Reading this immediately after the first in the series, Skulduggery Pleasant, is interesting: it highlights both some flaws and some developments.

In terms of plot, there’s a sense of déjà vu from the first book: a general from the previous war escapes from prison; he sets about acquiring an artefact to bring back ancient Gods, the Faceless Ones; he is defeated on the cusp of success.

The baddie this time is Baron Vengeous (again letting us see Landy’s almost Dickensian playfulness with his characters’ names – although BBC Radio 4’s Dickensian spoof Bleak Expectations’ still wins the name calling contest for me, naming its antagonist Mr Gently Benevolent!) And the artefact in question is The Grotesquery: a dead Frankenstein hybrid of various parts of various monsters including the corpse of a Faceless One.

There is a ramp up in the violence and gore here from the first book: the Grotesquery itself is a combination of gory detail and bandage-covered suggestion of worse; numerous characters get ripped apart and poisoned and crushed.

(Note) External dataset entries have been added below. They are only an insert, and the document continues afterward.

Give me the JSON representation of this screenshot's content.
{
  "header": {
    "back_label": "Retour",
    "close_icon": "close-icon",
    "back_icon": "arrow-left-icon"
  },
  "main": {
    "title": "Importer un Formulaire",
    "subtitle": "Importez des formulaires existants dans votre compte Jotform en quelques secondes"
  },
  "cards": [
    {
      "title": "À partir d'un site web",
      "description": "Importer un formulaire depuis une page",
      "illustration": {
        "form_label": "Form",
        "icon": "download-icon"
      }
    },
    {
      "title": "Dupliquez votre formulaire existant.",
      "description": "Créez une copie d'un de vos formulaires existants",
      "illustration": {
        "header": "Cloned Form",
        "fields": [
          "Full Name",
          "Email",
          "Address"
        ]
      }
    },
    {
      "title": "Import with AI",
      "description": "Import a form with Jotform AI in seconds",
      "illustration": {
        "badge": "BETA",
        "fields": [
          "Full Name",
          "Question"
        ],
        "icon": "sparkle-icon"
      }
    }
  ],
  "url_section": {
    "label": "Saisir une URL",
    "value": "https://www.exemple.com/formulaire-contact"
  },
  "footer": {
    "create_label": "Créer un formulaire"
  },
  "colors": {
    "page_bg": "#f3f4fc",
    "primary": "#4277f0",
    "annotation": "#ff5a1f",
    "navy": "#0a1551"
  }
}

A note on Landy’s magic system. Sorcerers come in two categories: Elementals who manipulate earth, fire, water and air; and Adepts who can do anything else. China Sorrows’ body is (presumably magically) covered in multiple rune and symbol tattoos which can be activated to create effects; Billy-Ray Sanguine seems to be able to sink through the physicality of earth or walls or prisons. It’s almost as if Landy tried to work just with Elementals like Skulduggery but didn’t have enough variety to play with.

The most intriguing character for me currently is Stephanie’s reflection. It’s a device that my step-son would kill for: it brings her reflection out of the mirror to continue her mundane school life whilst she’s out detecting and magicking. And we’ve been told that she’s overusing it; she allows it to be shot and ‘die’ in her place; sorcerers are finding it difficult to tell it apart from the original; and it seems to be hiding things from Stephanie when it’s dismissed and she re-absorbs all of its/her memories. I can see Landy building her / it up as a plot device in future books.

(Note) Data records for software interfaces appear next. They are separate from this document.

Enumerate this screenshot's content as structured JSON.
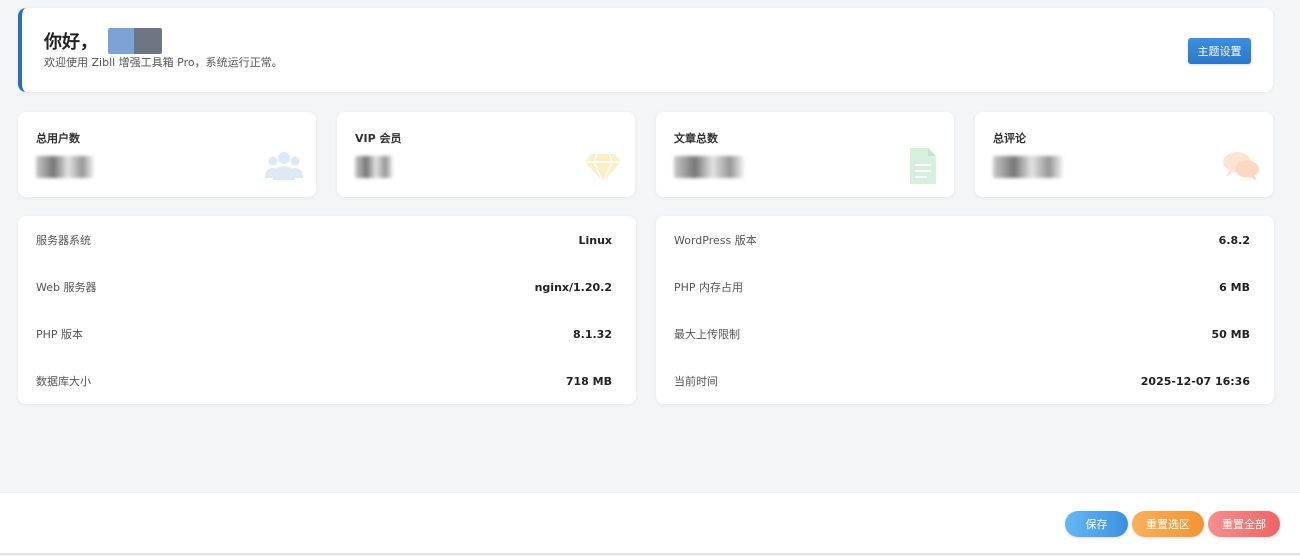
{
  "welcome": {
    "greeting": "你好，",
    "subtitle": "欢迎使用 Zibll 增强工具箱 Pro，系统运行正常。",
    "theme_button": "主题设置"
  },
  "stats": [
    {
      "label": "总用户数",
      "icon": "users-icon",
      "icon_color": "#dde9f5"
    },
    {
      "label": "VIP 会员",
      "icon": "diamond-icon",
      "icon_color": "#fbefc8"
    },
    {
      "label": "文章总数",
      "icon": "document-icon",
      "icon_color": "#d5f0dd"
    },
    {
      "label": "总评论",
      "icon": "chat-icon",
      "icon_color": "#fde3d2"
    }
  ],
  "server_info": [
    {
      "key": "服务器系统",
      "value": "Linux"
    },
    {
      "key": "Web 服务器",
      "value": "nginx/1.20.2"
    },
    {
      "key": "PHP 版本",
      "value": "8.1.32"
    },
    {
      "key": "数据库大小",
      "value": "718 MB"
    }
  ],
  "wp_info": [
    {
      "key": "WordPress 版本",
      "value": "6.8.2"
    },
    {
      "key": "PHP 内存占用",
      "value": "6 MB"
    },
    {
      "key": "最大上传限制",
      "value": "50 MB"
    },
    {
      "key": "当前时间",
      "value": "2025-12-07 16:36"
    }
  ],
  "footer": {
    "save": "保存",
    "reset_section": "重置选区",
    "reset_all": "重置全部"
  },
  "colors": {
    "accent": "#2a6fb0",
    "save": "#3d8fde",
    "reset_section": "#f19433",
    "reset_all": "#ec6565"
  }
}
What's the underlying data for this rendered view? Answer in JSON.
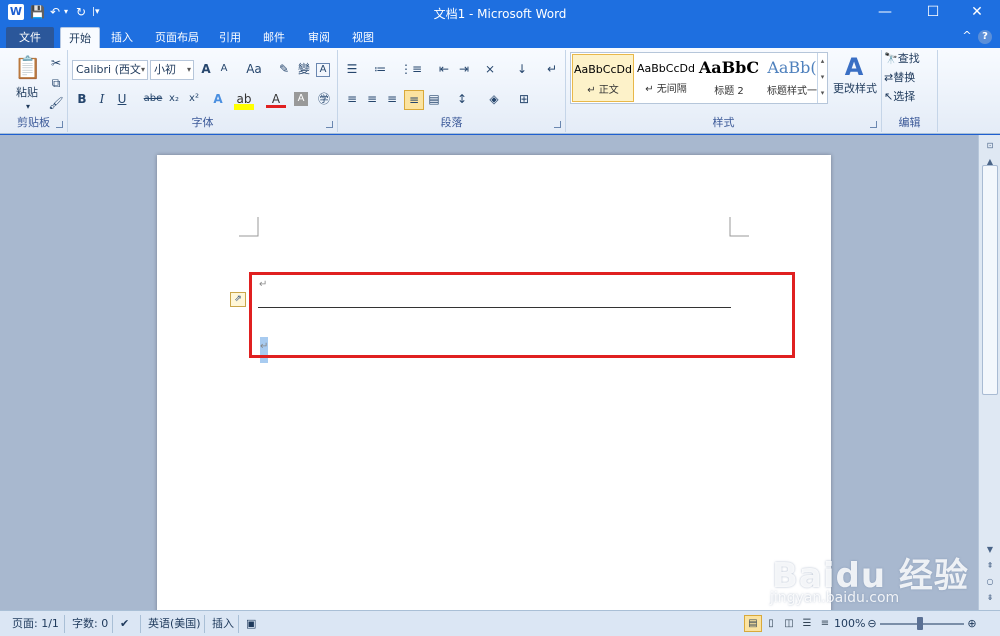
{
  "titlebar": {
    "logo": "W",
    "title": "文档1 - Microsoft Word",
    "minimize": "—",
    "maximize": "☐",
    "close": "✕"
  },
  "tabs": {
    "file": "文件",
    "items": [
      "开始",
      "插入",
      "页面布局",
      "引用",
      "邮件",
      "审阅",
      "视图"
    ]
  },
  "ribbon": {
    "clipboard": {
      "label": "剪贴板",
      "paste": "粘贴"
    },
    "font": {
      "label": "字体",
      "font_name": "Calibri (西文",
      "font_size": "小初",
      "bold": "B",
      "italic": "I",
      "underline": "U",
      "strike": "abe",
      "subscript": "x₂",
      "superscript": "x²",
      "change_case": "Aa",
      "grow": "A",
      "shrink": "A"
    },
    "paragraph": {
      "label": "段落"
    },
    "styles": {
      "label": "样式",
      "items": [
        {
          "sample": "AaBbCcDd",
          "name": "↵ 正文"
        },
        {
          "sample": "AaBbCcDd",
          "name": "↵ 无间隔"
        },
        {
          "sample": "AaBbC",
          "name": "标题 2"
        },
        {
          "sample": "AaBb(",
          "name": "标题样式一"
        }
      ],
      "change_styles": "更改样式"
    },
    "editing": {
      "label": "编辑",
      "find": "查找",
      "replace": "替换",
      "select": "选择"
    }
  },
  "document": {
    "paragraph_mark": "↵",
    "paragraph_mark_2": "↵"
  },
  "statusbar": {
    "page": "页面: 1/1",
    "words": "字数: 0",
    "language": "英语(美国)",
    "mode": "插入",
    "zoom": "100%"
  },
  "watermark": {
    "text": "Baidu 经验",
    "url": "jingyan.baidu.com"
  }
}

I still worry that there is a shallowness to the book: Stephanie barely blinks when the reflection ‘downloads’ the memory of dying into her own memories. She was equally unreactive to Gordon’s death in the first book. Again, it is another well paced story but perhaps sacrifices narrative for plot. I understand that there are limits to the introspection you can put into a Young Adult book… But I wanted some.

I think a break from the series is in order for a moment…


Leave a Reply

Please log in using one of these methods to post your comment: Logo

You are commenting using your account. Log Out /  Change )

Facebook photo

You are commenting using your Facebook account. Log Out /  Change )

Connecting to %s

This site uses Akismet to reduce spam. Learn how your comment data is processed.